The Corangamite region is home to fauna species that are unique to the area, many of which are dependent on the natural assets such as native vegetation, waterways and wetlands. Unfortunately, the region has more than 300 species classified as ‘threatened’ in Victoria.
Many species have evolved over thousands of years and will not have the ability to adapt to a climate that is changing in a relatively short timeframe and as a result, changes to the distribution of species is expected to occur. A climate that is hotter and drier will lead to other indirect impacts, such as changes to natural fire and flooding regimes. An increase in these events may have direct impacts on already small, localised populations.
The survival of threatened flora and fauna and ecological communities depends a great deal on the health of native vegetation and the continuing existence of other important habitats.
The Wadawurrung Healthy Country Plan says “Native animals are all the animals that are indigenous and belong to Wadawurrung Country.
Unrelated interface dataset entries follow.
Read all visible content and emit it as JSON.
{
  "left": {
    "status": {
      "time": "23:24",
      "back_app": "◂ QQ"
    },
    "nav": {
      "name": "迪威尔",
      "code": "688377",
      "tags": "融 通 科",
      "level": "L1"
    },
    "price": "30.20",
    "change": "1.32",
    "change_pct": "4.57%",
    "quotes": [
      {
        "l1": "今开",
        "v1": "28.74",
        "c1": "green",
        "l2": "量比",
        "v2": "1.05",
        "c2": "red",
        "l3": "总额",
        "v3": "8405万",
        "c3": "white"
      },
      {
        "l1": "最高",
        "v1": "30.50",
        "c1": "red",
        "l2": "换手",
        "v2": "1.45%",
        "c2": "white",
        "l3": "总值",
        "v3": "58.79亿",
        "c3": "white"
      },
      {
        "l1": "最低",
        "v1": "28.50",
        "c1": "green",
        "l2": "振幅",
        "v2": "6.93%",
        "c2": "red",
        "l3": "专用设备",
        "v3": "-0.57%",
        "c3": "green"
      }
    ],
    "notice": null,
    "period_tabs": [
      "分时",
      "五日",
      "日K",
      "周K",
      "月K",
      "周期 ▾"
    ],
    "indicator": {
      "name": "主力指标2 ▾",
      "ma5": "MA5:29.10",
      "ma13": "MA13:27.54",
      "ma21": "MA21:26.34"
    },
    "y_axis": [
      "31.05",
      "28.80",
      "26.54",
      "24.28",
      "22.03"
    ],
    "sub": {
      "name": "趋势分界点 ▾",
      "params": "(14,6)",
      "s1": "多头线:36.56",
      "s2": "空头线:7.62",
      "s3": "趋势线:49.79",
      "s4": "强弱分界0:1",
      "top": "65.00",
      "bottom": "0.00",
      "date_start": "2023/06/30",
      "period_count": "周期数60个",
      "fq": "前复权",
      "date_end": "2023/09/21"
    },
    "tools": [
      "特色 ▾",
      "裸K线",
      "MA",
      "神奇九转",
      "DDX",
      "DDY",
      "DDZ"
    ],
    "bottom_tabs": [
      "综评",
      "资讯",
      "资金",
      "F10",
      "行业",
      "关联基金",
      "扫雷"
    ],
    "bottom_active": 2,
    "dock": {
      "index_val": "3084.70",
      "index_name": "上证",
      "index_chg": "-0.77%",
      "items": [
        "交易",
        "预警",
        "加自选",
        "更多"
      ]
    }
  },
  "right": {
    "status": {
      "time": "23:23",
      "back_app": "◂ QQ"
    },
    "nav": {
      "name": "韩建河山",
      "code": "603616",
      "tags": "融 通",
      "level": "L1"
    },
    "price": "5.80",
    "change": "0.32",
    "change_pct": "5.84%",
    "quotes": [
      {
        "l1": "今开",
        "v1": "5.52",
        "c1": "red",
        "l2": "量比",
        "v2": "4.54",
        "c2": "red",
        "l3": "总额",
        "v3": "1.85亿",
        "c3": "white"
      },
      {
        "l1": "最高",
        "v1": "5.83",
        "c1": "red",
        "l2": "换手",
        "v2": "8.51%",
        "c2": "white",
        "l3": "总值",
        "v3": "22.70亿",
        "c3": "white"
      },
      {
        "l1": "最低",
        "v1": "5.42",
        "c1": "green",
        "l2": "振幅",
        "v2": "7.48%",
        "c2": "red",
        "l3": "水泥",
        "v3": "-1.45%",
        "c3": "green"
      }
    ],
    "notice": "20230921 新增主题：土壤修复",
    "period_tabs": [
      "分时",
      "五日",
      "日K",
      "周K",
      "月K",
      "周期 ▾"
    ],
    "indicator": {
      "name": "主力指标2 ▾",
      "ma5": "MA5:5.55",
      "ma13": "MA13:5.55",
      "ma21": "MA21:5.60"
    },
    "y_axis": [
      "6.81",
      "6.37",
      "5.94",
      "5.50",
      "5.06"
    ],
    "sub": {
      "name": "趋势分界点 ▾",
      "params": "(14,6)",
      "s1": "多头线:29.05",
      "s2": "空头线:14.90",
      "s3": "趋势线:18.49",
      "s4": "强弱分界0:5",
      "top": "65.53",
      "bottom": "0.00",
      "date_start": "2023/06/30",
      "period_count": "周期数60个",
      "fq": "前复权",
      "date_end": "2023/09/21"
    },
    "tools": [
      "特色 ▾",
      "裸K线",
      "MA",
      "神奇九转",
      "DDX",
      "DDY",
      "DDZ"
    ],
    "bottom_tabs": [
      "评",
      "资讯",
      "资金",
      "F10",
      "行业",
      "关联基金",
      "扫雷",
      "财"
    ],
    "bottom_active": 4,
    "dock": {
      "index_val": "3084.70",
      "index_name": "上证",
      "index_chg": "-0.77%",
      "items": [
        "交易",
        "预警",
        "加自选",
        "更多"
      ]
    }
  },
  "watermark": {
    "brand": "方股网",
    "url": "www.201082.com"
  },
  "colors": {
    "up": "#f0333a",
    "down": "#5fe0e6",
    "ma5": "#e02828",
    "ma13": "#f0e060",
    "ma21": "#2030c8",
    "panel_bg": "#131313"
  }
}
It includes mammals like echidna and spotted-tailed quoll, birds like Porronggitj (brolga), emu, amphibians like frogs, reptiles like snakes, fish and eels. It also includes insects like butterflies, ants and spiders.
There are many animals that used to be found on Wadawurrung Country but aren’t any more like dingoes and bilbies. All these animals are important because together with the plants and people they make Country healthy.”
Assessment of current condition and trends
Native fauna is highly reliant on the habitat provided by native vegetation with its area and quality often being a determinant of what species will occur there. It is fair to say that the trend for native fauna has generally been on a downward trajectory since large scale land clearing with the majority of our native fauna occurring in protected areas or in locations that are not readily accessed by competition or predators. Within National Parks and reserves, sustainable populations of native fauna have generally been maintained.
DELWP’s Biodiversity Response Planning (BRP) is a new state-wide, area-based approach to biodiversity conservation. It has been designed to strengthen alignment, collaboration and participation between government agencies, Traditional Owners, non-government agencies (NGOs) and the community. Response planning in each area shares the same key elements:
- situation analysis (looking at what the current state of biodiversity and its threats are in each region)
- cataloguing what actions are currently taking place (a list of who’s doing what work where)
- gap analysis (looking for what’s missing and what else needs to be done)
- discussing options (everyone in the network will talk about possible actions to take), and
- determining priorities (what’s the most urgent thing to address).
The BRP maps will guide where biodiversity actions should occur, whether this is through voluntary efforts or as a result of future investment by the Government or other sources. The maps of agreed priorities and other outputs of these collaborative processes will be publicly available and regularly updated. The aim of BRP is to get the best possible outcome for biodiversity overall. Biodiversity Response Planning is how DELWP is implementing Victoria’s plan for Biodiversity, Protecting Victoria’s Environment – Biodiversity 2037, in different places.
For more information on threatened ecological communities and threatened species under the EPBC Act, see Relevant Biodiversity Documents under the Biodiversity tab.
Major threats and drivers of change
The major threats and drivers of change for the region’s native fauna is the loss and deterioration of habitat. Urban encroachment has also had a major impact with some urban animal populations becoming problematic because of their impacts on amenity or their role as vectors of disease. Urban growth has been shown to cause overall reductions in the distributions of birds. Another result of urbanisation is that animals are increasingly exposed to urban boundaries with different edge contrasts.
Introduced animals have also had a major impact by either preying on native fauna or competing with it for food and habitat. Predation by foxes is a major threat to fauna and many wetland bird species, particularly ground-nesting birds.